**What is being asked:** Lift out all lines below that contain "Education".

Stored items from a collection

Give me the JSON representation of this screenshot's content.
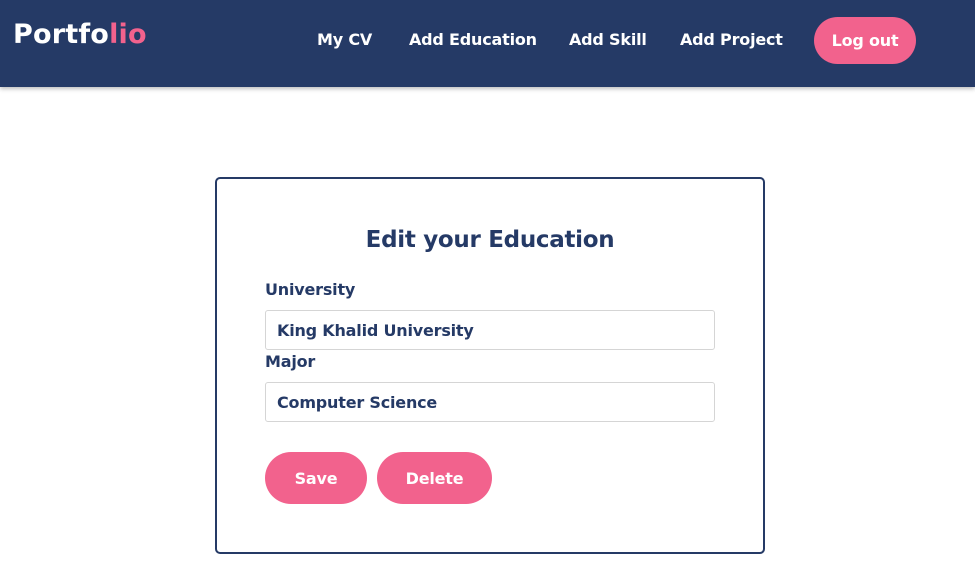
{
  "navbar": {
    "brand_prefix": "Portfo",
    "brand_accent": "lio",
    "links": [
      "My CV",
      "Add Education",
      "Add Skill",
      "Add Project"
    ],
    "logout_label": "Log out"
  },
  "form": {
    "title": "Edit your Education",
    "university_label": "University",
    "university_value": "King Khalid University",
    "major_label": "Major",
    "major_value": "Computer Science",
    "save_label": "Save",
    "delete_label": "Delete"
  },
  "colors": {
    "navbar_bg": "#253a66",
    "accent": "#f2628d",
    "text_primary": "#253a66",
    "input_border": "#d5d5d5"
  }
}
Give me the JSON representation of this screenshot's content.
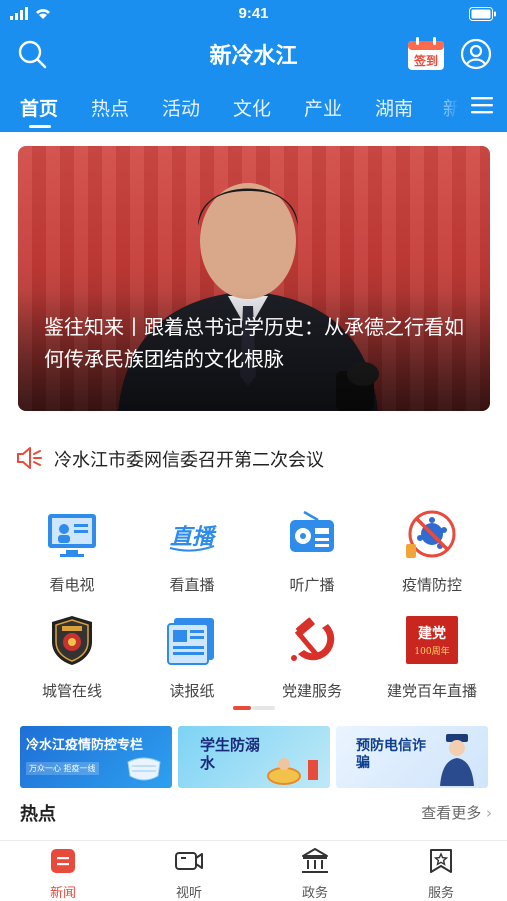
{
  "status_bar": {
    "time": "9:41"
  },
  "header": {
    "title": "新冷水江",
    "checkin_label": "签到"
  },
  "tabs": [
    {
      "label": "首页",
      "active": true
    },
    {
      "label": "热点"
    },
    {
      "label": "活动"
    },
    {
      "label": "文化"
    },
    {
      "label": "产业"
    },
    {
      "label": "湖南"
    },
    {
      "label": "新"
    }
  ],
  "hero": {
    "caption": "鉴往知来丨跟着总书记学历史：从承德之行看如何传承民族团结的文化根脉"
  },
  "notice": {
    "text": "冷水江市委网信委召开第二次会议"
  },
  "services": [
    {
      "label": "看电视",
      "icon": "tv-news-icon"
    },
    {
      "label": "看直播",
      "icon": "live-icon"
    },
    {
      "label": "听广播",
      "icon": "radio-icon"
    },
    {
      "label": "疫情防控",
      "icon": "virus-prevention-icon"
    },
    {
      "label": "城管在线",
      "icon": "urban-management-badge-icon"
    },
    {
      "label": "读报纸",
      "icon": "newspaper-icon"
    },
    {
      "label": "党建服务",
      "icon": "hammer-sickle-icon"
    },
    {
      "label": "建党百年直播",
      "icon": "party-centenary-icon",
      "badge_text": "建党",
      "badge_sub": "100周年"
    }
  ],
  "banners": [
    {
      "title": "冷水江疫情防控专栏",
      "sub": "万众一心 拒疫一线"
    },
    {
      "title": "学生防溺水"
    },
    {
      "title": "预防电信诈骗"
    }
  ],
  "hot_section": {
    "title": "热点",
    "more": "查看更多"
  },
  "tabbar": [
    {
      "label": "新闻",
      "active": true,
      "icon": "news-icon"
    },
    {
      "label": "视听",
      "icon": "video-camera-icon"
    },
    {
      "label": "政务",
      "icon": "government-building-icon"
    },
    {
      "label": "服务",
      "icon": "service-star-icon"
    }
  ],
  "colors": {
    "brand_blue": "#1b8ff0",
    "accent_red": "#e84b3c"
  }
}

**Response for this exercise:**
      "Add Education",
    "title": "Edit your Education",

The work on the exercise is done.